While following in the close-access style of seminal election documentaries, from Primary (1960) to the Oscar-nominated The War Room (1993) (cinema verité pioneer DA Pennebaker was in the crew on the former and co-director of the latter), this fresh, unconventional campaign is amazingly uncynical, even as professional politicians come on board to help when it looks like he has a chance (and are more leery of the camera). Mockus seems to care less about winning and more about convincing an entire country -- one person, then one rally and another city at a time -- that civil society is possible.

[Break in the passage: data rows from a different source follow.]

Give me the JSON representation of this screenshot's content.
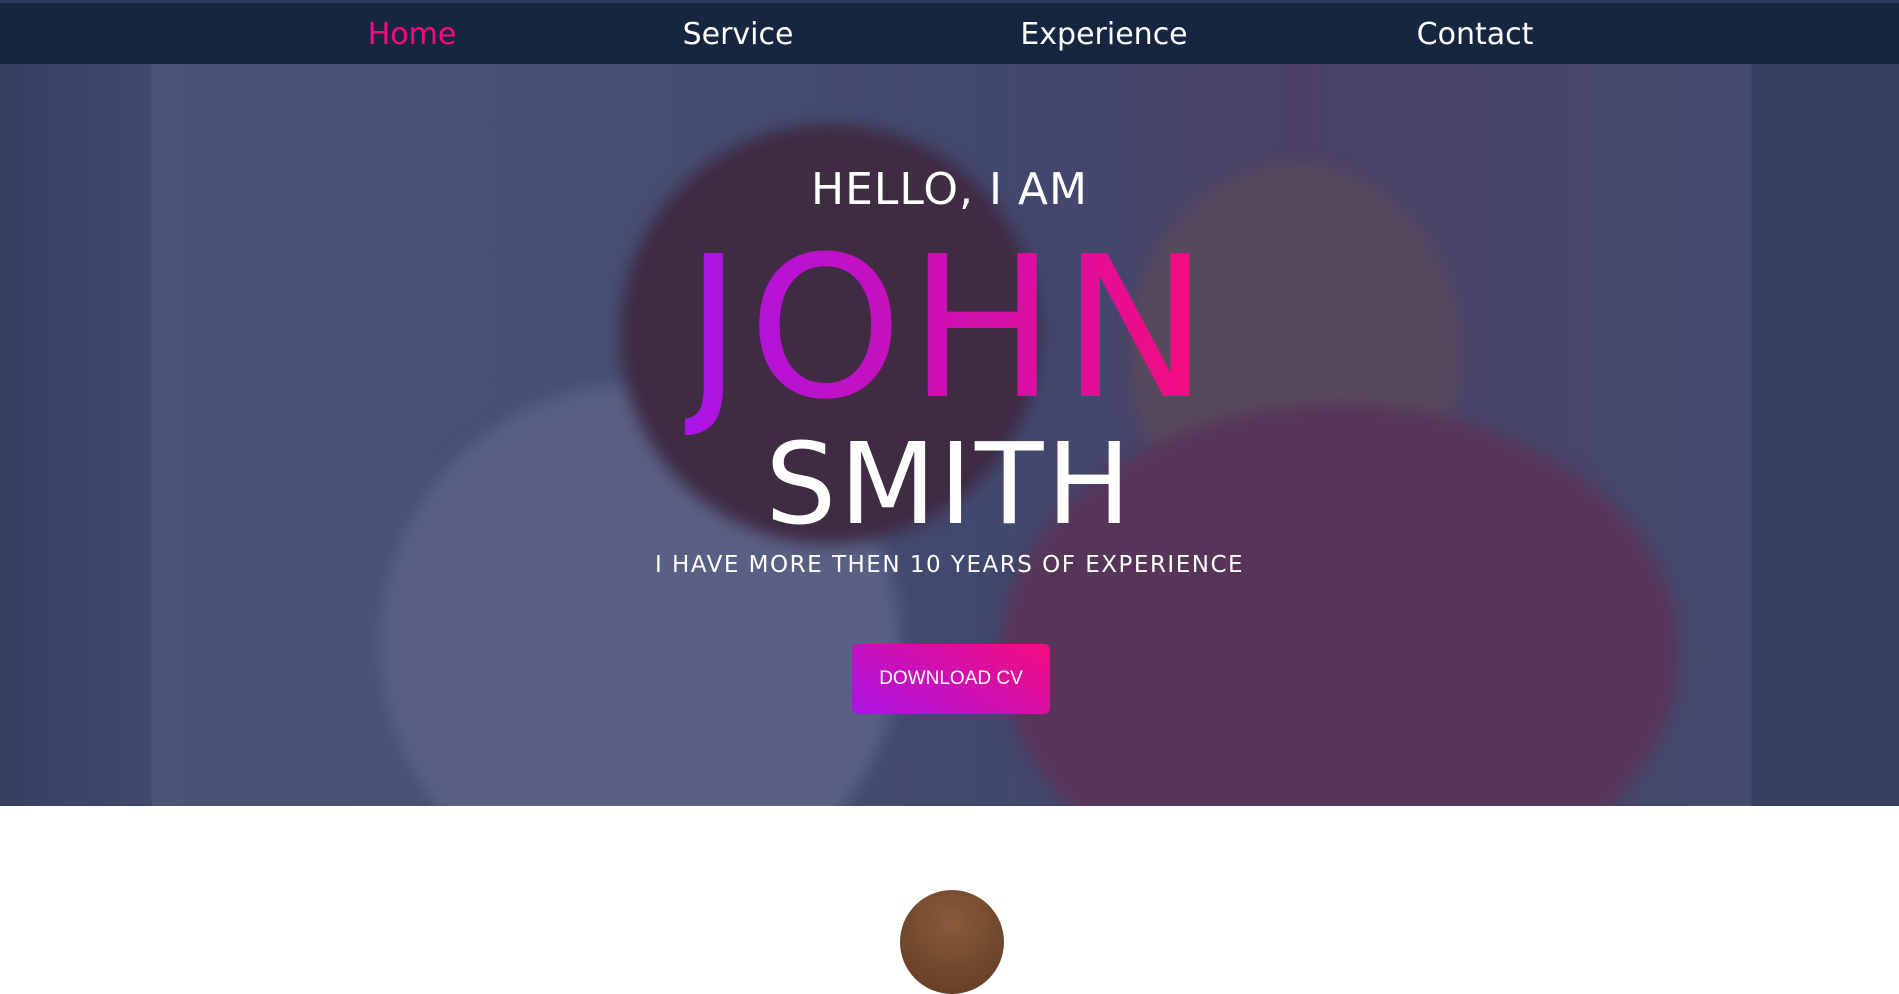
{
  "nav": {
    "items": [
      {
        "label": "Home",
        "active": true
      },
      {
        "label": "Service"
      },
      {
        "label": "Experience"
      },
      {
        "label": "Contact"
      }
    ],
    "active_color": "#f50c7c",
    "background": "#172640"
  },
  "hero": {
    "greeting": "HELLO, I AM",
    "first_name": "JOHN",
    "last_name": "SMITH",
    "tagline": "I HAVE MORE THEN 10 YEARS OF EXPERIENCE",
    "cta_label": "DOWNLOAD CV",
    "gradient": [
      "#a914e6",
      "#f50c7c"
    ]
  }
}
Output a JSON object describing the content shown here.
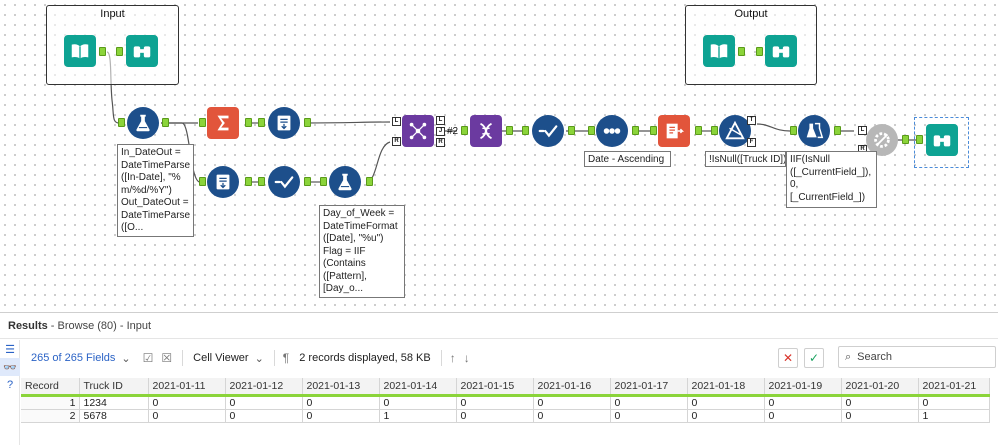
{
  "canvas": {
    "containers": [
      {
        "title": "Input"
      },
      {
        "title": "Output"
      }
    ],
    "annotations": {
      "formula1": "In_DateOut =\nDateTimeParse\n([In-Date], \"%\nm/%d/%Y\")\nOut_DateOut =\nDateTimeParse\n([O...",
      "formula2": "Day_of_Week =\nDateTimeFormat\n([Date], \"%u\")\nFlag = IIF\n(Contains\n([Pattern],\n[Day_o...",
      "sort": "Date - Ascending",
      "filter": "!IsNull([Truck ID])",
      "multifield": "IIF(IsNull\n([_CurrentField_]),\n0,\n[_CurrentField_])"
    },
    "connection_label": "#2",
    "anchor_labels": {
      "L": "L",
      "J": "J",
      "R": "R",
      "T": "T",
      "F": "F"
    }
  },
  "results": {
    "title_bold": "Results",
    "title_rest": " - Browse (80) - Input",
    "toolbar": {
      "fields": "265 of 265 Fields",
      "cell_viewer": "Cell Viewer",
      "records_info": "2 records displayed, 58 KB",
      "search_placeholder": "Search"
    },
    "columns": [
      "Record",
      "Truck ID",
      "2021-01-11",
      "2021-01-12",
      "2021-01-13",
      "2021-01-14",
      "2021-01-15",
      "2021-01-16",
      "2021-01-17",
      "2021-01-18",
      "2021-01-19",
      "2021-01-20",
      "2021-01-21"
    ],
    "rows": [
      [
        "1",
        "1234",
        "0",
        "0",
        "0",
        "0",
        "0",
        "0",
        "0",
        "0",
        "0",
        "0",
        "0"
      ],
      [
        "2",
        "5678",
        "0",
        "0",
        "0",
        "1",
        "0",
        "0",
        "0",
        "0",
        "0",
        "0",
        "1"
      ]
    ]
  },
  "icons": [
    "input-book-icon",
    "browse-binoculars-icon",
    "formula-flask-icon",
    "summarize-sigma-icon",
    "join-icon",
    "select-icon",
    "sort-icon",
    "filter-icon",
    "multifield-icon",
    "cleanse-icon",
    "transpose-icon"
  ],
  "colors": {
    "teal": "#0ea393",
    "navy": "#1d4f8b",
    "orange": "#e2553b",
    "purple": "#6b3aa0",
    "anchor_green": "#8bd43a",
    "link_blue": "#2b63c6"
  }
}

Small groups with Green Party T-shirts, super-hero capes, chants, and anti-violence slogans (like the film’s title), songs, body paint symbols, and props (like pencils as in mightier than the sword) become large throngs, and they enthusiastically surge into the run-off. His support is driven by a new generation of optimistic first-time voters, like 22-year-old Katherine Miranda who canvases neighborhoods while tearfully explaining how her father’s death motivates her new career. Just when the impossible dream has a chance, the establishment hits below the belt with a political consultant’s dirty tricks buzz saw of rumors, lies, and fears straight out of Rachel Boynton's Our Brand Is Crisis (2005) and seen similarly close-up in Marshall Curry’s Oscar-nominated Street Fight (2005). It’s a rude reality check for all. Though the quixotic candidate’s joyful, artistic tactics could be (uneasily) shifted to a Fascist and/or Peronist demagogue, Mockus goes a mighty step further, even as his steps falter due to Parkinson’s. Under pressure to be ordinary, he instead uses the entire experience as a teaching moment in commitment to democracy in action for all his supporters. His shining example finally converts key professional politicians who cannily catch the peaceful wave. This is a rare upbeat selection for a usually depressing festival.
To learn more, go to: http://ff.hrw.org/